Wall Street’s business plan is thus inherently self-destructive. A financial crisis can be averted only by an exponential creation of new credit to fuel more asset-price inflation, enabling debts to be paid by borrowing the interest against collateral whose price is being pushed up by easier bank loans. To defend subsidizing the rising debt overhead and bailouts of banks and bondholders, Wall Street has become the major political campaign contributor, and also the major sponsor of junk economics that blames the victims (debtors, labor, immigrants and foreigners) instead of the debt creation and tax favoritism that increase the rentier wealth of the One Percent.”

Michael Hudson: Adam Smith was no ‘free market’ economist

hudson-200x300Here are some further enlightening extracts from Michael Hudson’s iconoclastic J is for Junk Economics, this time on Adam Smith (p.28) and the school of Classical Political Economy. Hudson has an extraordinary knowledge of economic history, as can be gathered from viewing any of his interviews on YouTube, or reading his books.

Smith is often falsely regarded as being an advocate of the free market, justifying a libertarian focus on deregulation and minimal levels of taxation. Hudson shows that Smith’s (and the Classical’s) thinking was a bit more complicated: Continue reading

Michael Hudson on the End of History and Fukuyama’s about-face

hudson-200x300Another extract in this occasional series from Michael Hudson’s J is for Junk Economics (p.88-9), a book which aims “to revive a more reality-based analysis and policy-making…[by reconstructing] economics as a discipline, starting with its vocabulary and basic concepts.” This time he considers the phrase famously coined by political scientist Francis Fukuyama in the early 1990s, and how events superseded Fukuyama’s ideas, forcing a change of heart.

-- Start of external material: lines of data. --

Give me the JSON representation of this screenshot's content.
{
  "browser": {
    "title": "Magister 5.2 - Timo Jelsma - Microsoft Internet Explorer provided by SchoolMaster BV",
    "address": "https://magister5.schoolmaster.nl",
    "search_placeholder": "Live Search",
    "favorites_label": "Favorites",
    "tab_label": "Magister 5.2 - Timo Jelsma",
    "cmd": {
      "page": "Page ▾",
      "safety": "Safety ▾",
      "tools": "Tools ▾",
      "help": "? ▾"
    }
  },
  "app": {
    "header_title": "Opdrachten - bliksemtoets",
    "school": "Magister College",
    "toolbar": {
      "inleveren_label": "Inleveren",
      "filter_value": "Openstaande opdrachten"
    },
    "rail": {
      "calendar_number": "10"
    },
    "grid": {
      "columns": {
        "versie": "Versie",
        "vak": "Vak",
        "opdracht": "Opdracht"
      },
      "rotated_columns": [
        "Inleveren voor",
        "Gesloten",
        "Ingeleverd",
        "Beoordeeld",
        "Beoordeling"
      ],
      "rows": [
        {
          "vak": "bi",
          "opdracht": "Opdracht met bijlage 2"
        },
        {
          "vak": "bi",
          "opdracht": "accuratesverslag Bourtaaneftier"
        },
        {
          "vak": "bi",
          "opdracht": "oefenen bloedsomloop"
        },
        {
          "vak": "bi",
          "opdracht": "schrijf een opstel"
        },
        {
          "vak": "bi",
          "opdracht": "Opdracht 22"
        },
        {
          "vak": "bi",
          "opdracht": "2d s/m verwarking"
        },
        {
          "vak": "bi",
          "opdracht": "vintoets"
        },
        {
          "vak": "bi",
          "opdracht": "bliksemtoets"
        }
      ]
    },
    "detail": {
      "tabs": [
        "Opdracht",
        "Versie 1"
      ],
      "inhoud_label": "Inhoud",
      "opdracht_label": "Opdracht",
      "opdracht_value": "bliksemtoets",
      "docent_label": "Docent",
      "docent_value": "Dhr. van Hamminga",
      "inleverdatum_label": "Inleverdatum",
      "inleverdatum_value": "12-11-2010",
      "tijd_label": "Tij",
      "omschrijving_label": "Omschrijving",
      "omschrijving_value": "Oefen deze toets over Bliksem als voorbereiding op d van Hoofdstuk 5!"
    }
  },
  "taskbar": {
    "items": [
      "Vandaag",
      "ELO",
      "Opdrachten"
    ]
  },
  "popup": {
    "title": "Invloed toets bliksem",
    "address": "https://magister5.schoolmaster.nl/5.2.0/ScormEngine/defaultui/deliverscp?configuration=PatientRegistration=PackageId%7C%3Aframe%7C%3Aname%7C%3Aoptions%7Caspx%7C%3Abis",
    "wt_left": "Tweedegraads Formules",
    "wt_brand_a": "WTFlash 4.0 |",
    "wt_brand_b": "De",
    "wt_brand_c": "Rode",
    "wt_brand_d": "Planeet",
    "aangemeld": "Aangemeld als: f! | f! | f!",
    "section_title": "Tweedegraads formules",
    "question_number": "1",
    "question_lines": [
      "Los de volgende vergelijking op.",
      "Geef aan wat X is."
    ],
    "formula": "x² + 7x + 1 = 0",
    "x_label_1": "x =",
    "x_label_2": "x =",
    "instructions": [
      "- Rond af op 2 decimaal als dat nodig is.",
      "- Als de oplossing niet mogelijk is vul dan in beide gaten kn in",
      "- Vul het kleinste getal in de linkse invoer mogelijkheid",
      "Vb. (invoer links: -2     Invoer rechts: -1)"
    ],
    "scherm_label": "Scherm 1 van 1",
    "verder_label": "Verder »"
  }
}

End of History: A term reflecting neoliberal hopes that the West’s political evolution will stop once economies are privatized and public regulation of banking and production are dismantled. Writing in the wake of the collapse of the Soviet Union, Francis Fukuyama’s The End of History and the Last Man (1992) coined the term “liberal democracy” to describe a globalized world run by the private sector, implicitly under American hegemony after its victory in today’s clash of civilizations.

It is as if the consolidation of feudal lordship is to be restored as “the end of history,” rolling back the Enlightenment’s centuries of reform. As Margaret Thatcher said in 1985: “There is no alternative” [TINA]. To her and her neoliberal colleagues, one essayist has written “everything else is utopianism, unreason and regression. The virtue of debate and conflicting perspectives are discredited because history is ruled by necessity.”

Fukuyama’s view that history will stop at this point is the opposite of the growing role of democratic government that most 20th century economists had expected to see. Evidently he himself had second thoughts when what he had celebrated as “liberal democracy” turned out to be a financial oligarchy appropriating power for themselves. In 1995, Russia’s economic planning passed into the hands of the “Seven Bankers,” with US advisors overseeing the privatization of post-Soviet land and real estate, natural resources and infrastructure. Russian “liberalism” simply meant an insider kleptocracy spree.

Seeing a similar dynamic in the United States, Fukuyama acknowledged (in a February 1, 2012 interview with Der Spiegel) that his paean to neoliberalism was premature: “Obama had a big opportunity right at the middle of the crisis. That was around the time Newsweek carried the title: ‘We Are All Socialists Now.” Obama’s team could have nationalized the banks and then sold them off piecemeal. But their whole view of what is possible and desirable is still very much shaped by the needs of these big banks.” That mode of “liberal democracy” seems unlikely to be the end of history, unless we are speaking of a permanent Dark Age in which forward momentum simply stops.”